Apart from this historical significance, Minkan has a metaphysical meaning fruitful for investigation. Minkan signifies ever vigilant vision that carries with it ever vigorous execution. Shiva is therefore the Godhead that has the inherent power of effective will and intuitive knowledge which unmistakably refers to the divine Shakti or Amma as a counterpart of An or Shiva. The Agamas wax eloquent upon this inherent relation of Shiva-Shakti and Linga represents the unifying principle of Shiva-Shakti, of being and becoming, of truth and will. The Agamas evidently emphasize the dynamic principle Shakti which is integrally associated with Shiva. But Shiva transcends Shakti in the sense that the remains calm while Shakti is the moving principle. Shakti is immanent in Shiva and it is the force of projection in creation and the force of withdrawal in liberation, through the emphasis on the principle of becoming. The Agamas, unlike Bergson, insist upon the locus of becoming to a centre. Becoming or dynamism is the ideal unfolding of the divine but behind this ideal unfolding stands Shiva – the Supreme consciousness which energizes this ideal unfolding. Shakti is the source of all possibilities – spiritual, psychic and vital, both cosmic and individual. Shiva is beyond all actuality and possibility.

In mystic experience there is a tendency in man to become God and a contrary tendency in God to become man. Without these tendencies there can be no spiritual life in the concrete. Indeed the mystery of concrete spiritual life implies a fulfillment through contradiction. Virashaivism which preserves the triad of An, Amma and Anil in the crystallized form of Shiva, Shakti and Sharana, also exhibits this contradiction. The Son, Sharana, becomes God Shiva; the divine Mother Shakti reveals the Shivahood, where the sonship is sincere and complete. The Son becomes the Father even as the Father becomes the Son through the intervention of the Mother. Allama Prabhu, the Virashaiva master mystic was the best representative of this sonship.

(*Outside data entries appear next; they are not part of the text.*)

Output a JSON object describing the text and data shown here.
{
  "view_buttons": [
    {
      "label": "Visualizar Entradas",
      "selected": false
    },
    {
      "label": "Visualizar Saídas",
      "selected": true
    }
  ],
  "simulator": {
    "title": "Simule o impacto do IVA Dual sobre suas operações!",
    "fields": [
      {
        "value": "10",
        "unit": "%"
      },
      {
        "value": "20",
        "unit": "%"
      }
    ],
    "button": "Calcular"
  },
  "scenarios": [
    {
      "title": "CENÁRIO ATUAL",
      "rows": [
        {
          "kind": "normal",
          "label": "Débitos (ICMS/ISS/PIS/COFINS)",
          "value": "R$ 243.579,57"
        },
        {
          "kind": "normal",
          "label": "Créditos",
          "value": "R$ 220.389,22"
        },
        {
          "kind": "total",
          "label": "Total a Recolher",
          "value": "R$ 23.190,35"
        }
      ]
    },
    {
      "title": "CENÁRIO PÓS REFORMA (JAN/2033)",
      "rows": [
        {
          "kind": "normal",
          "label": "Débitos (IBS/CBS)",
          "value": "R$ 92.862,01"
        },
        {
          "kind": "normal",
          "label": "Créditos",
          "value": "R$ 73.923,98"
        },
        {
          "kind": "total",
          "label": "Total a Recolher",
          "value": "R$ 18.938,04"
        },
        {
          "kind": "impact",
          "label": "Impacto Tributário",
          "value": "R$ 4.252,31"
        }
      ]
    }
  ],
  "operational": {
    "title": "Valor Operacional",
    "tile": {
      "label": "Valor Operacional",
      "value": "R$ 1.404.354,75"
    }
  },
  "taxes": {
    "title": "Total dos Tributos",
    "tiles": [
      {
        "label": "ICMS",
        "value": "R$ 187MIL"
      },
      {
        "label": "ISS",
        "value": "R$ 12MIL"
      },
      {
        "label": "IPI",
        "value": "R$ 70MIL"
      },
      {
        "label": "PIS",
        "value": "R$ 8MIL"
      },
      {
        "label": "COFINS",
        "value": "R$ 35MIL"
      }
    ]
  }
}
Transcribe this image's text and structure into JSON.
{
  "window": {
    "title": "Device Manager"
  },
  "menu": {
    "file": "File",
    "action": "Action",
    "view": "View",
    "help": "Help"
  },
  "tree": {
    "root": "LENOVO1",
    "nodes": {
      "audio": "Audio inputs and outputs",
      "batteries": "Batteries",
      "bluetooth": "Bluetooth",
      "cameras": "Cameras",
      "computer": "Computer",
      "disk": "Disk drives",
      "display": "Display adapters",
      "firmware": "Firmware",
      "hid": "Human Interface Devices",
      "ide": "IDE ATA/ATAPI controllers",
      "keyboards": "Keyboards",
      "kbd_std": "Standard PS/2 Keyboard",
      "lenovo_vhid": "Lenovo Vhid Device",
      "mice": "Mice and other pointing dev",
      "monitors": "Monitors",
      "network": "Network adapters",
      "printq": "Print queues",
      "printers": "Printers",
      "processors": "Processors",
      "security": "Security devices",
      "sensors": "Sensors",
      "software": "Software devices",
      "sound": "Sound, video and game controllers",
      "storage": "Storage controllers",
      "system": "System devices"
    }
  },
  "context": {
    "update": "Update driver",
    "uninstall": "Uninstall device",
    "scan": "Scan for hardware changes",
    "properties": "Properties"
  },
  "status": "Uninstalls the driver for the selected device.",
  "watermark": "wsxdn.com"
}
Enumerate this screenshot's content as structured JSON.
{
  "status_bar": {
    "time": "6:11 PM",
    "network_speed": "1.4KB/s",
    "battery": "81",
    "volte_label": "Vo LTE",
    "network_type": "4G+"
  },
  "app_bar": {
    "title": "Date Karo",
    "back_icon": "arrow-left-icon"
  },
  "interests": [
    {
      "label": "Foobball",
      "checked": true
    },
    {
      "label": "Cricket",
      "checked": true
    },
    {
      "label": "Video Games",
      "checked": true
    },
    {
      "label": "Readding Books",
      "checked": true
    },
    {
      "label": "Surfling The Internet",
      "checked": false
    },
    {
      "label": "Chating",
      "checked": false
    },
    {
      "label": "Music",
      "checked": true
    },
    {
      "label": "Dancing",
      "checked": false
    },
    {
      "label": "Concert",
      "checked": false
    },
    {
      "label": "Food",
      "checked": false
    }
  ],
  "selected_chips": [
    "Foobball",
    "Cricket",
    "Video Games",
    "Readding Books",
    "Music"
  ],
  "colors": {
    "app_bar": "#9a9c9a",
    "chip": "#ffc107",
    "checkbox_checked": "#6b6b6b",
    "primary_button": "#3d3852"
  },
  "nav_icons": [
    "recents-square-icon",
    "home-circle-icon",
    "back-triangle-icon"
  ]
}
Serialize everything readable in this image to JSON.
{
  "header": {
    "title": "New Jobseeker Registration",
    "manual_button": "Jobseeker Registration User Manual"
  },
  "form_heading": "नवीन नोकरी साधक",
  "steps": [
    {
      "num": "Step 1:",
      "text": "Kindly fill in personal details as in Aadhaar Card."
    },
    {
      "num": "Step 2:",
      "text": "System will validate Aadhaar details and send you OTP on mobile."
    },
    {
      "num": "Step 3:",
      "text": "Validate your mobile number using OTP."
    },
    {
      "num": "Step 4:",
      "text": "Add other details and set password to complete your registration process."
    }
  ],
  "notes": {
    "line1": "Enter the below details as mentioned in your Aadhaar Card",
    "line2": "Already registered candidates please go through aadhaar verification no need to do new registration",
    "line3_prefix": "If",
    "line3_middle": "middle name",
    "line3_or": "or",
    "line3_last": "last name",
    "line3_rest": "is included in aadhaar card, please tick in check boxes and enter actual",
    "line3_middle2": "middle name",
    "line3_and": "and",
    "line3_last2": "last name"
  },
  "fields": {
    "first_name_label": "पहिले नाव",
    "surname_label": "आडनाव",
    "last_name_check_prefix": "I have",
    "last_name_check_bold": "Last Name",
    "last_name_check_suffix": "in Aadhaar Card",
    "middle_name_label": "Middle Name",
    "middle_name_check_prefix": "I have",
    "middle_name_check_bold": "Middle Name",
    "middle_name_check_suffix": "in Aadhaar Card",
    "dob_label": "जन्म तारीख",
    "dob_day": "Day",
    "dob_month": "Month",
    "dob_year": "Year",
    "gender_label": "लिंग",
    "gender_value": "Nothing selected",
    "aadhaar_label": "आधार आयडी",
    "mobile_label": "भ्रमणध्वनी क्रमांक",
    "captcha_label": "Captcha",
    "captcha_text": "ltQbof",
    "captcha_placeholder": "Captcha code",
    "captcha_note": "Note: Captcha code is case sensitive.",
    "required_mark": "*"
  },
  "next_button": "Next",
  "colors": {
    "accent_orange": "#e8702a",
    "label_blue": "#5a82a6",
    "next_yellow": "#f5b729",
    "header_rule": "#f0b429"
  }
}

One of his sayings runs thus: “Father produced me through the Mother and I became identified with the Father through the Mother.” This cryptic saying suggests that the Son or Sharana who is the divine individual, has to attain Shivahood who is the transcendent Divine, through the medium of Shakti, the universal Divine.




This article ‘Historical Aspects of Shiva-yoga’ is taken from H.H.Mahatapasvi Shri Kumarswamiji’s book,’Technique of Opening the Third Eye’.